Greece’s government submitted a bill to offer free food and electricity to thousands of poverty-stricken Greeks as its first legislative act in parliament, in a symbolic move to address what it calls a “humanitarian crisis”.
Athens, which got a four-month extension of a financial rescue from the eurozone last month, has sought to assure its lenders that such measures will not burden the budget while showing Greeks that it is sticking to pre-election pledges.
“The deep recession due to austerity policies and the economic crisis in the past six years had a dramatic social impact,” said the bill, which was tabled late on Tuesday. “This draft law aims at tackling the humanitarian crisis through measures which ensure access to basic goods.”
During a cabinet meeting last week, Prime Minister Alexis Tsipras said that improving living conditions of those hurt by the crisis was the government’s “foremost duty”, but reiterated Athens was still committed to a balanced budget.
The government’s first bill foresees the restoration of electricity connections in primary residences by the end of 2015. The long-term unemployed and families with young children will have priority. About 300,000 Greeks will get food vouchers.
A rent allowance of up to €220 a month for 30,000 households is also included in the bill, whose total cost is estimated by the government at about €200 million.
The government also wants to appoint a general secretary who will coordinate and supervise authorities fighting corruption.
Two more bills are expected to be tabled this week. One is aimed at giving incentives to debtors to settle tax and pension fund arrears. Athens hopes that will help offset a steep fall in tax revenues which has added pressure on the government.
Greece has received two EU/IMF bailouts totalling €240 billion since its worst debt crisis in decades broke out. The austerity programme imposed as a condition of the bailout has left one in four people out of work.

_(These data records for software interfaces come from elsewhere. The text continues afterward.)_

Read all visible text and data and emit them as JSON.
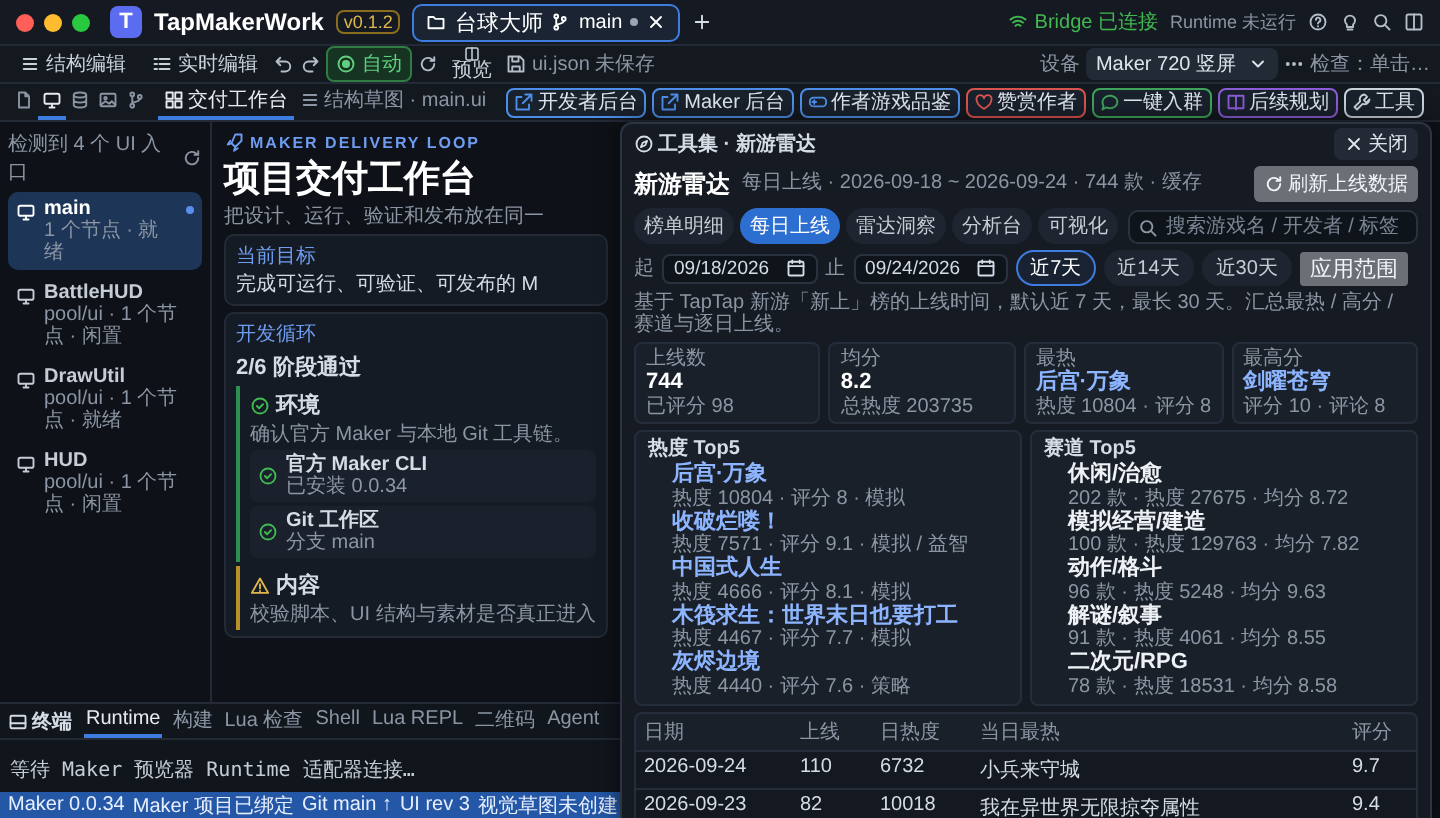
{
  "window": {
    "logo_letter": "T",
    "app_name": "TapMakerWork",
    "version": "v0.1.2",
    "tabs": [
      {
        "title": "台球大师",
        "branch": "main",
        "modified": true,
        "selected": true
      }
    ],
    "bridge_status": "Bridge 已连接",
    "runtime_status": "Runtime 未运行"
  },
  "toolbar": {
    "edit_modes": [
      "结构编辑",
      "实时编辑"
    ],
    "auto": {
      "label": "自动",
      "on": true
    },
    "preview_label": "预览",
    "file_status": "ui.json 未保存",
    "links": [
      {
        "label": "开发者后台",
        "kind": "external",
        "color": "#4d8fe8"
      },
      {
        "label": "Maker 后台",
        "kind": "external",
        "color": "#4d8fe8"
      },
      {
        "label": "作者游戏品鉴",
        "kind": "game",
        "color": "#4d8fe8"
      },
      {
        "label": "赞赏作者",
        "kind": "heart",
        "color": "#d9534f"
      },
      {
        "label": "一键入群",
        "kind": "chat",
        "color": "#3fa35b"
      },
      {
        "label": "后续规划",
        "kind": "book",
        "color": "#8b5cd6"
      },
      {
        "label": "工具",
        "kind": "tool",
        "color": "#c9d1d9"
      }
    ],
    "device_label": "设备",
    "device": "Maker 720 竖屏",
    "inspect_hint": "检查：单击…"
  },
  "panel_tabs": [
    {
      "selected": false
    },
    {
      "selected": true
    },
    {
      "selected": false
    },
    {
      "selected": false
    },
    {
      "selected": false
    }
  ],
  "editor_tabs": [
    {
      "label": "交付工作台",
      "selected": true
    },
    {
      "label": "结构草图 · main.ui",
      "selected": false
    }
  ],
  "sidebar": {
    "header": "检测到 4 个 UI 入口",
    "items": [
      {
        "name": "main",
        "meta": "1 个节点 · 就绪",
        "selected": true,
        "modified": true
      },
      {
        "name": "BattleHUD",
        "meta": "pool/ui · 1 个节点 · 闲置",
        "selected": false,
        "modified": false
      },
      {
        "name": "DrawUtil",
        "meta": "pool/ui · 1 个节点 · 就绪",
        "selected": false,
        "modified": false
      },
      {
        "name": "HUD",
        "meta": "pool/ui · 1 个节点 · 闲置",
        "selected": false,
        "modified": false
      }
    ]
  },
  "workbench": {
    "eyebrow": "MAKER DELIVERY LOOP",
    "title": "项目交付工作台",
    "description": "把设计、运行、验证和发布放在同一",
    "goal": {
      "label": "当前目标",
      "text": "完成可运行、可验证、可发布的 M"
    },
    "loop": {
      "label": "开发循环",
      "progress": "2/6 阶段通过",
      "stages": [
        {
          "kind": "done",
          "title": "环境",
          "description": "确认官方 Maker 与本地 Git 工具链。",
          "checks": [
            {
              "title": "官方 Maker CLI",
              "detail": "已安装 0.0.34",
              "passed": true
            },
            {
              "title": "Git 工作区",
              "detail": "分支 main",
              "passed": true
            }
          ]
        },
        {
          "kind": "warning",
          "title": "内容",
          "description": "校验脚本、UI 结构与素材是否真正进入"
        }
      ]
    }
  },
  "bottom_panel": {
    "title": "终端",
    "tabs": [
      {
        "label": "Runtime",
        "selected": true
      },
      {
        "label": "构建",
        "selected": false
      },
      {
        "label": "Lua 检查",
        "selected": false
      },
      {
        "label": "Shell",
        "selected": false
      },
      {
        "label": "Lua REPL",
        "selected": false
      },
      {
        "label": "二维码",
        "selected": false
      },
      {
        "label": "Agent",
        "selected": false
      }
    ],
    "output": "等待 Maker 预览器 Runtime 适配器连接…"
  },
  "status_bar": [
    "Maker 0.0.34",
    "Maker 项目已绑定",
    "Git main ↑",
    "UI rev 3",
    "视觉草图未创建"
  ],
  "modal": {
    "title": "工具集 · 新游雷达",
    "close": "关闭",
    "heading": "新游雷达",
    "summary": "每日上线 · 2026-09-18 ~ 2026-09-24 · 744 款 · 缓存",
    "refresh": "刷新上线数据",
    "tabs": [
      {
        "label": "榜单明细",
        "selected": false
      },
      {
        "label": "每日上线",
        "selected": true
      },
      {
        "label": "雷达洞察",
        "selected": false
      },
      {
        "label": "分析台",
        "selected": false
      },
      {
        "label": "可视化",
        "selected": false
      }
    ],
    "search": {
      "placeholder": "搜索游戏名 / 开发者 / 标签"
    },
    "range": {
      "from_label": "起",
      "from": "09/18/2026",
      "to_label": "止",
      "to": "09/24/2026",
      "presets": [
        {
          "label": "近7天",
          "selected": true
        },
        {
          "label": "近14天",
          "selected": false
        },
        {
          "label": "近30天",
          "selected": false
        }
      ],
      "apply": "应用范围"
    },
    "note": "基于 TapTap 新游「新上」榜的上线时间，默认近 7 天，最长 30 天。汇总最热 / 高分 / 赛道与逐日上线。",
    "stats": [
      {
        "label": "上线数",
        "value": "744",
        "detail": "已评分 98",
        "kind": "number"
      },
      {
        "label": "均分",
        "value": "8.2",
        "detail": "总热度 203735",
        "kind": "number"
      },
      {
        "label": "最热",
        "value": "后宫·万象",
        "detail": "热度 10804 · 评分 8",
        "kind": "game"
      },
      {
        "label": "最高分",
        "value": "剑曜苍穹",
        "detail": "评分 10 · 评论 8",
        "kind": "game"
      }
    ],
    "hot_top5": {
      "title": "热度 Top5",
      "kind": "game",
      "items": [
        {
          "name": "后宫·万象",
          "detail": "热度 10804 · 评分 8 · 模拟"
        },
        {
          "name": "收破烂喽！",
          "detail": "热度 7571 · 评分 9.1 · 模拟 / 益智"
        },
        {
          "name": "中国式人生",
          "detail": "热度 4666 · 评分 8.1 · 模拟"
        },
        {
          "name": "木筏求生：世界末日也要打工",
          "detail": "热度 4467 · 评分 7.7 · 模拟"
        },
        {
          "name": "灰烬边境",
          "detail": "热度 4440 · 评分 7.6 · 策略"
        }
      ]
    },
    "genre_top5": {
      "title": "赛道 Top5",
      "kind": "genre",
      "items": [
        {
          "name": "休闲/治愈",
          "detail": "202 款 · 热度 27675 · 均分 8.72"
        },
        {
          "name": "模拟经营/建造",
          "detail": "100 款 · 热度 129763 · 均分 7.82"
        },
        {
          "name": "动作/格斗",
          "detail": "96 款 · 热度 5248 · 均分 9.63"
        },
        {
          "name": "解谜/叙事",
          "detail": "91 款 · 热度 4061 · 均分 8.55"
        },
        {
          "name": "二次元/RPG",
          "detail": "78 款 · 热度 18531 · 均分 8.58"
        }
      ]
    },
    "table": {
      "columns": [
        "日期",
        "上线",
        "日热度",
        "当日最热",
        "评分"
      ],
      "rows": [
        [
          "2026-09-24",
          "110",
          "6732",
          "小兵来守城",
          "9.7"
        ],
        [
          "2026-09-23",
          "82",
          "10018",
          "我在异世界无限掠夺属性",
          "9.4"
        ]
      ]
    }
  }
}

The Syriza party was elected on 25 January on promises to end the belt-tightening that came with the bailouts by raising wages and pensions and reversing some unpopular reforms. But with state revenues and liquidity in Greek banks dropping rapidly since the vote, Athens was forced to request an extension to its EU/IMF loan agreement instead.
It got a four-months breather after a reform list, which included cracking down on tax evasion, was approved by its lenders. Even so, the government was forced to give way on some of its pledges. Greece is not due to receive any financial aid until it specifies its planned reforms.

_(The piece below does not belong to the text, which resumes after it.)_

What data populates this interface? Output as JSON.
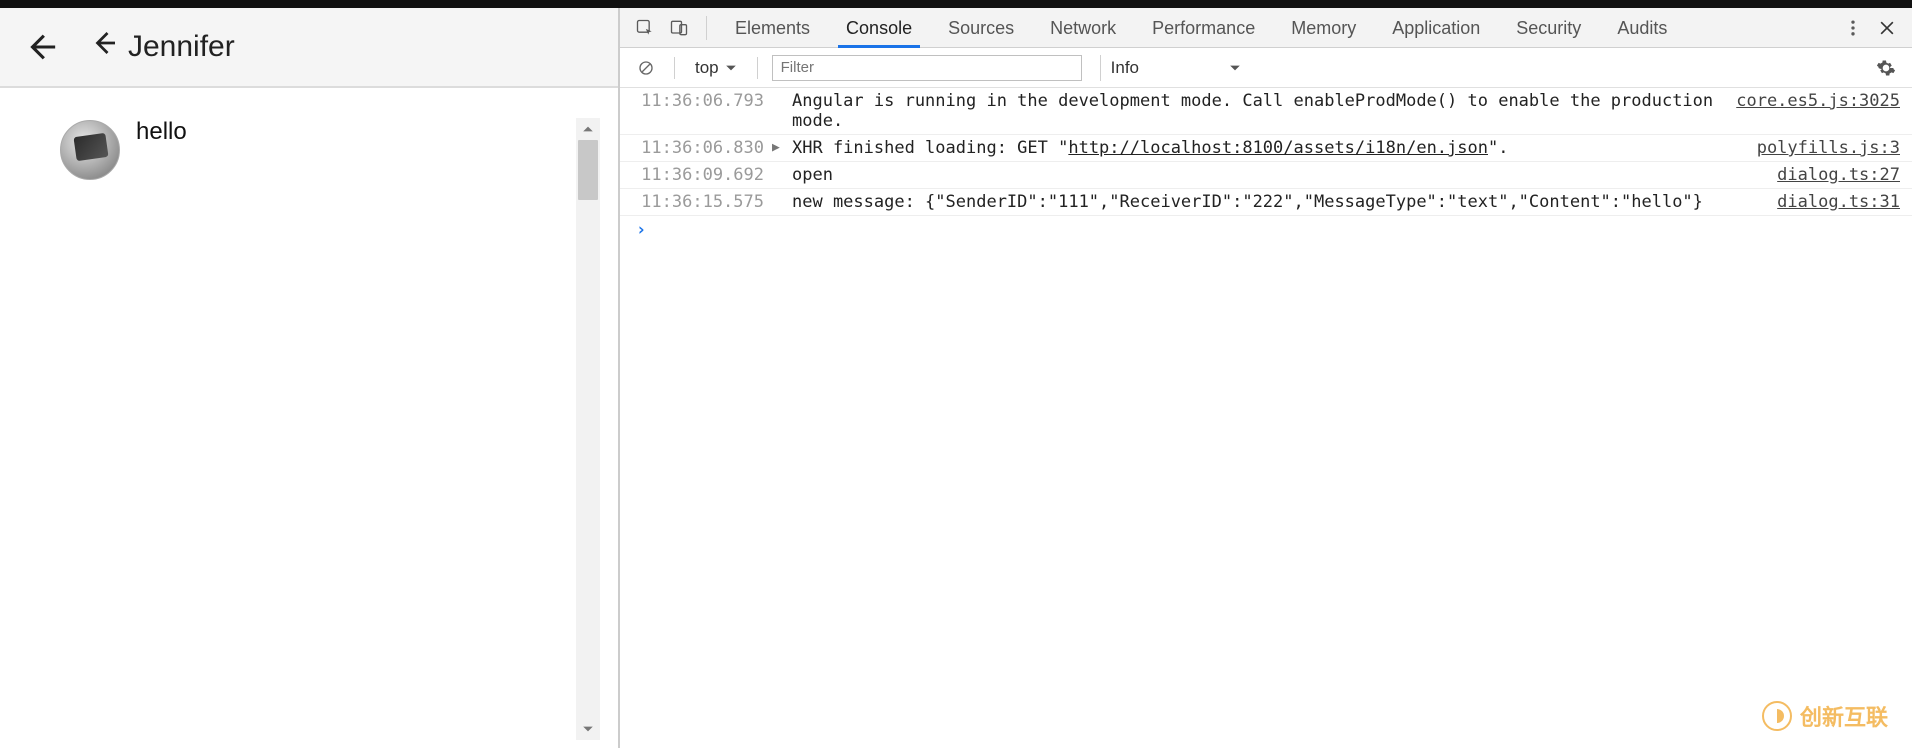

Despite rifts in the party because of the concessions it made, polls show Syriza’s popularity rising. An MRB survey published on Tuesday put its support at 41.3%.
But shut out of debt markets and with international lenders on hold, Athens is scrambling to cover its funding needs this month.
“We know that March is a difficult month,” said Gabriel Sakellaridis, a government spokesman. “All of our obligations will be repaid on time … in order not to have any problems with our lenders, or at home.”